INSTRUCTIONS FOR THE TASK »
What lines of the material below hold the string "location"? Copy them out.
--------------------
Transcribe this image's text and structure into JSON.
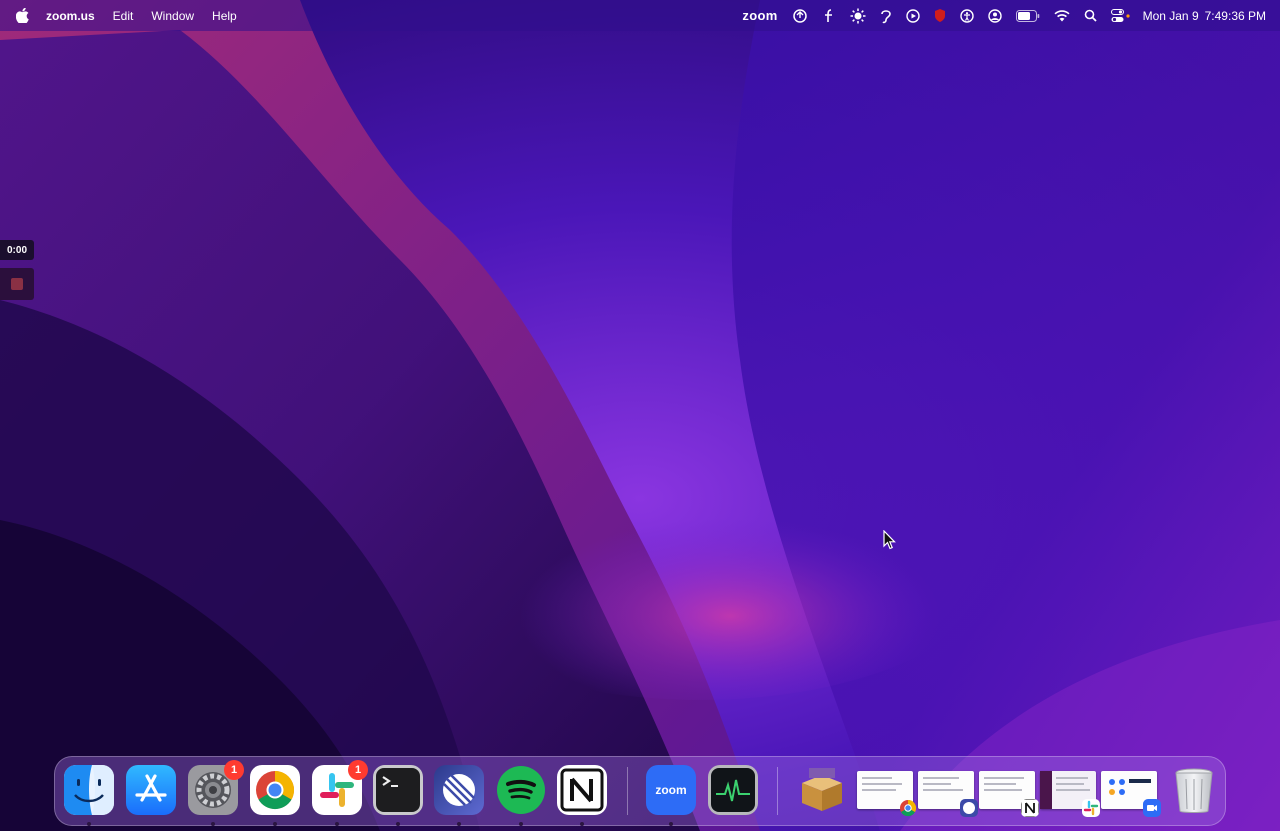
{
  "menubar": {
    "app_name": "zoom.us",
    "menus": [
      "Edit",
      "Window",
      "Help"
    ],
    "status_zoom": "zoom",
    "clock_date": "Mon Jan 9",
    "clock_time": "7:49:36 PM",
    "status_icons": [
      "zoom-menu-icon",
      "touch-icon",
      "font-icon",
      "brightness-icon",
      "hearing-icon",
      "play-icon",
      "shield-icon",
      "accessibility-icon",
      "user-icon",
      "battery-icon",
      "wifi-icon",
      "search-icon",
      "control-center-icon"
    ]
  },
  "recorder": {
    "time": "0:00"
  },
  "dock": {
    "apps": [
      {
        "name": "Finder",
        "icon": "finder-icon",
        "running": true
      },
      {
        "name": "App Store",
        "icon": "app-store-icon",
        "running": false
      },
      {
        "name": "System Preferences",
        "icon": "settings-icon",
        "badge": "1",
        "running": true
      },
      {
        "name": "Google Chrome",
        "icon": "chrome-icon",
        "running": true
      },
      {
        "name": "Slack",
        "icon": "slack-icon",
        "badge": "1",
        "running": true
      },
      {
        "name": "Terminal",
        "icon": "terminal-icon",
        "running": true
      },
      {
        "name": "Linear",
        "icon": "linear-icon",
        "running": true
      },
      {
        "name": "Spotify",
        "icon": "spotify-icon",
        "running": true
      },
      {
        "name": "Notion",
        "icon": "notion-icon",
        "running": true
      },
      {
        "name": "zoom.us",
        "icon": "zoom-icon",
        "label": "zoom",
        "running": true
      },
      {
        "name": "Activity Monitor",
        "icon": "activity-monitor-icon",
        "running": false
      }
    ],
    "minimized": [
      {
        "icon": "installer-icon"
      },
      {
        "icon": "chrome-window-thumbnail"
      },
      {
        "icon": "linear-window-thumbnail"
      },
      {
        "icon": "notion-window-thumbnail"
      },
      {
        "icon": "slack-window-thumbnail"
      },
      {
        "icon": "zoom-window-thumbnail"
      }
    ],
    "trash": {
      "icon": "trash-icon"
    },
    "badge_color": "#ff3b30"
  },
  "colors": {
    "accent": "#6a1fd0",
    "wallpaper_base": "#2a0a6e"
  }
}
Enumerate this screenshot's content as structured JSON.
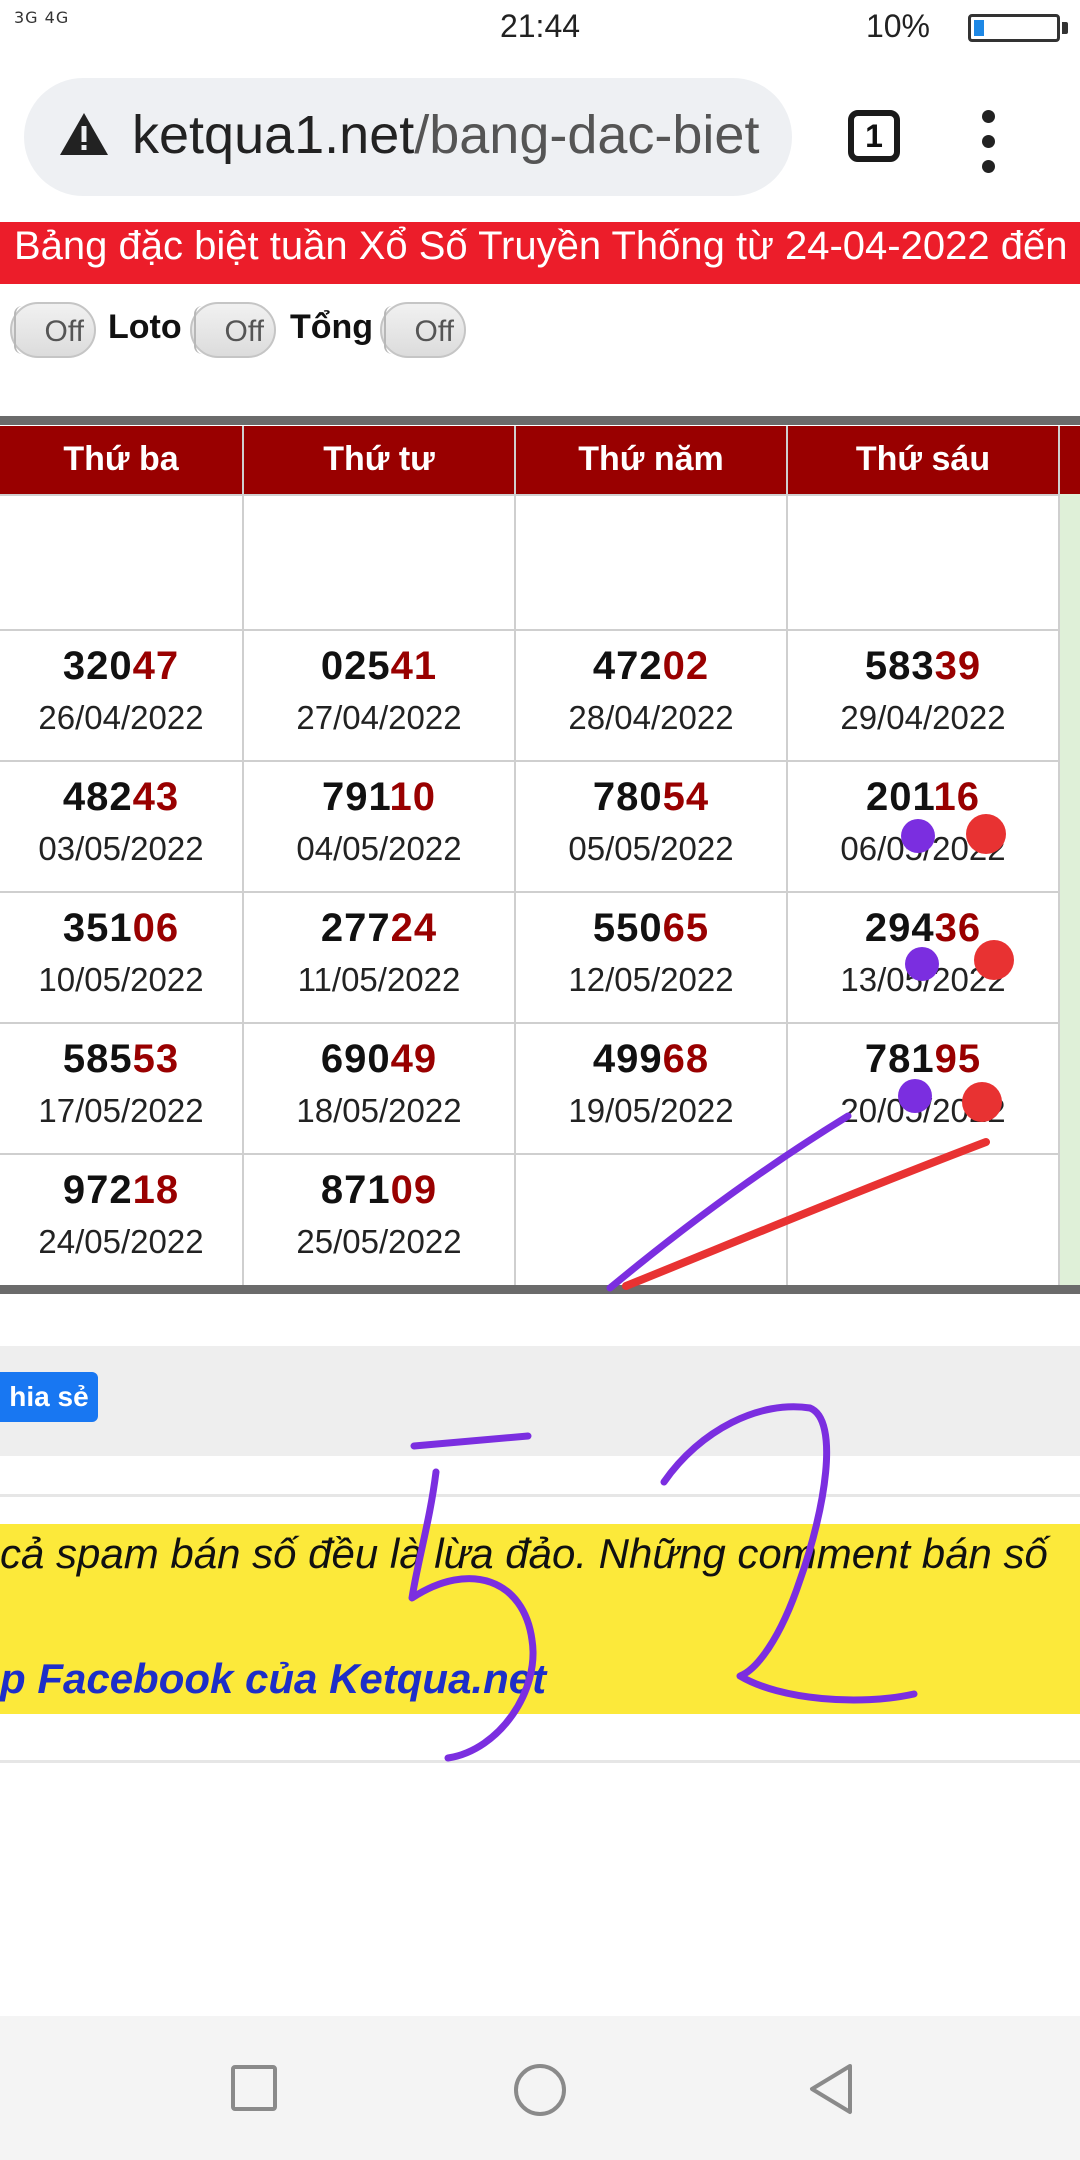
{
  "status_bar": {
    "signal": "3G 4G",
    "time": "21:44",
    "battery": "10%"
  },
  "browser": {
    "url_host": "ketqua1.net",
    "url_path": "/bang-dac-biet",
    "tab_count": "1"
  },
  "page": {
    "header_title": "Bảng đặc biệt tuần Xổ Số Truyền Thống từ 24-04-2022 đến",
    "toggles": [
      {
        "state": "Off"
      },
      {
        "label": "Loto",
        "state": "Off"
      },
      {
        "label": "Tổng",
        "state": "Off"
      }
    ],
    "table": {
      "columns": [
        "Thứ ba",
        "Thứ tư",
        "Thứ năm",
        "Thứ sáu"
      ],
      "rows": [
        [
          {
            "head": "320",
            "tail": "47",
            "date": "26/04/2022"
          },
          {
            "head": "025",
            "tail": "41",
            "date": "27/04/2022"
          },
          {
            "head": "472",
            "tail": "02",
            "date": "28/04/2022"
          },
          {
            "head": "583",
            "tail": "39",
            "date": "29/04/2022"
          }
        ],
        [
          {
            "head": "482",
            "tail": "43",
            "date": "03/05/2022"
          },
          {
            "head": "791",
            "tail": "10",
            "date": "04/05/2022"
          },
          {
            "head": "780",
            "tail": "54",
            "date": "05/05/2022"
          },
          {
            "head": "201",
            "tail": "16",
            "date": "06/05/2022"
          }
        ],
        [
          {
            "head": "351",
            "tail": "06",
            "date": "10/05/2022"
          },
          {
            "head": "277",
            "tail": "24",
            "date": "11/05/2022"
          },
          {
            "head": "550",
            "tail": "65",
            "date": "12/05/2022"
          },
          {
            "head": "294",
            "tail": "36",
            "date": "13/05/2022"
          }
        ],
        [
          {
            "head": "585",
            "tail": "53",
            "date": "17/05/2022"
          },
          {
            "head": "690",
            "tail": "49",
            "date": "18/05/2022"
          },
          {
            "head": "499",
            "tail": "68",
            "date": "19/05/2022"
          },
          {
            "head": "781",
            "tail": "95",
            "date": "20/05/2022"
          }
        ],
        [
          {
            "head": "972",
            "tail": "18",
            "date": "24/05/2022"
          },
          {
            "head": "871",
            "tail": "09",
            "date": "25/05/2022"
          }
        ]
      ]
    },
    "share_label": "hia sẻ",
    "notice_line1": "cả spam bán số đều là lừa đảo. Những comment bán số",
    "notice_line2": "p Facebook của Ketqua.net"
  },
  "colors": {
    "header_red": "#ec1d2a",
    "table_header": "#990000",
    "tail_digits": "#990000",
    "purple_ink": "#7b2ee0",
    "red_ink": "#e83232"
  }
}
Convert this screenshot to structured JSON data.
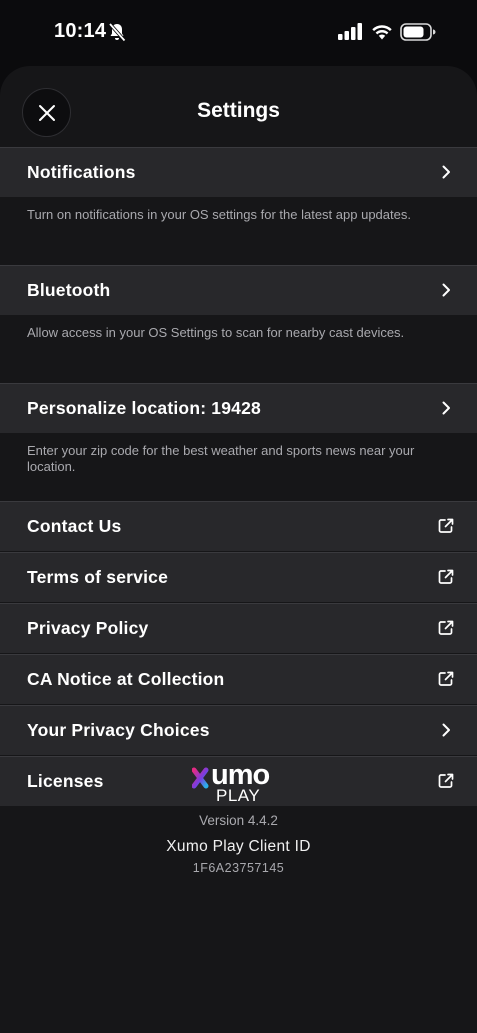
{
  "status_bar": {
    "time": "10:14"
  },
  "header": {
    "title": "Settings"
  },
  "settings": {
    "notifications": {
      "label": "Notifications",
      "description": "Turn on notifications in your OS settings for the latest app updates."
    },
    "bluetooth": {
      "label": "Bluetooth",
      "description": "Allow access in your OS Settings to scan for nearby cast devices."
    },
    "location": {
      "label": "Personalize location: 19428",
      "description": "Enter your zip code for the best weather and sports news near your location."
    }
  },
  "links": [
    {
      "label": "Contact Us",
      "icon": "external-link-icon"
    },
    {
      "label": "Terms of service",
      "icon": "external-link-icon"
    },
    {
      "label": "Privacy Policy",
      "icon": "external-link-icon"
    },
    {
      "label": "CA Notice at Collection",
      "icon": "external-link-icon"
    },
    {
      "label": "Your Privacy Choices",
      "icon": "chevron-right-icon"
    },
    {
      "label": "Licenses",
      "icon": "external-link-icon"
    }
  ],
  "footer": {
    "logo_word": "xumo",
    "logo_sub": "PLAY",
    "version": "Version 4.4.2",
    "client_id_label": "Xumo Play Client ID",
    "client_id_value": "1F6A23757145"
  },
  "colors": {
    "background": "#0b0b0d",
    "sheet": "#161618",
    "row": "#28282b",
    "secondary_text": "#a9a9ae",
    "logo_gradient": [
      "#e62a84",
      "#7a3ce0",
      "#2ab0e8"
    ]
  }
}
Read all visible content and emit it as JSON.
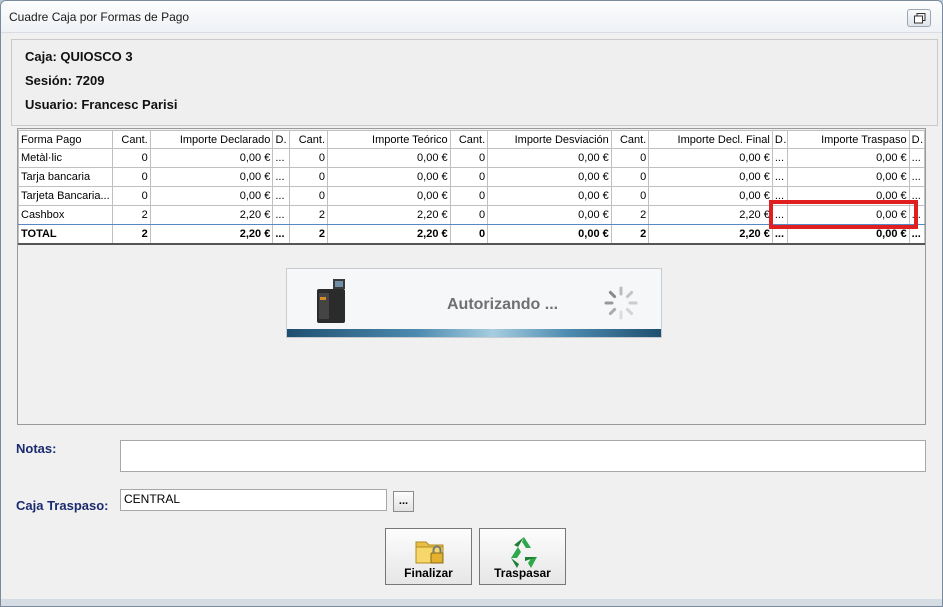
{
  "window": {
    "title": "Cuadre Caja por Formas de Pago"
  },
  "header": {
    "caja": "Caja: QUIOSCO 3",
    "sesion": "Sesión: 7209",
    "usuario": "Usuario: Francesc Parisi"
  },
  "grid": {
    "columns": [
      "Forma Pago",
      "Cant.",
      "Importe Declarado",
      "D.",
      "Cant.",
      "Importe Teórico",
      "Cant.",
      "Importe Desviación",
      "Cant.",
      "Importe Decl. Final",
      "D.",
      "Importe Traspaso",
      "D."
    ],
    "rows": [
      [
        "Metàl·lic",
        "0",
        "0,00 €",
        "...",
        "0",
        "0,00 €",
        "0",
        "0,00 €",
        "0",
        "0,00 €",
        "...",
        "0,00 €",
        "..."
      ],
      [
        "Tarja bancaria",
        "0",
        "0,00 €",
        "...",
        "0",
        "0,00 €",
        "0",
        "0,00 €",
        "0",
        "0,00 €",
        "...",
        "0,00 €",
        "..."
      ],
      [
        "Tarjeta Bancaria...",
        "0",
        "0,00 €",
        "...",
        "0",
        "0,00 €",
        "0",
        "0,00 €",
        "0",
        "0,00 €",
        "...",
        "0,00 €",
        "..."
      ],
      [
        "Cashbox",
        "2",
        "2,20 €",
        "...",
        "2",
        "2,20 €",
        "0",
        "0,00 €",
        "2",
        "2,20 €",
        "...",
        "0,00 €",
        "..."
      ],
      [
        "TOTAL",
        "2",
        "2,20 €",
        "...",
        "2",
        "2,20 €",
        "0",
        "0,00 €",
        "2",
        "2,20 €",
        "...",
        "0,00 €",
        "..."
      ]
    ]
  },
  "auth": {
    "message": "Autorizando ..."
  },
  "notes": {
    "label": "Notas:",
    "value": ""
  },
  "caja_traspaso": {
    "label": "Caja Traspaso:",
    "value": "CENTRAL",
    "browse_label": "..."
  },
  "buttons": {
    "finalizar": "Finalizar",
    "traspasar": "Traspasar"
  },
  "colors": {
    "label_blue": "#1b2b6e",
    "highlight_red": "#e02020",
    "selection_blue": "#5b86c4"
  }
}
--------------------
COMPLETED EXERCISE »
    "location": {
      "label": "Personalize location: 19428",
      "description": "Enter your zip code for the best weather and sports news near your location."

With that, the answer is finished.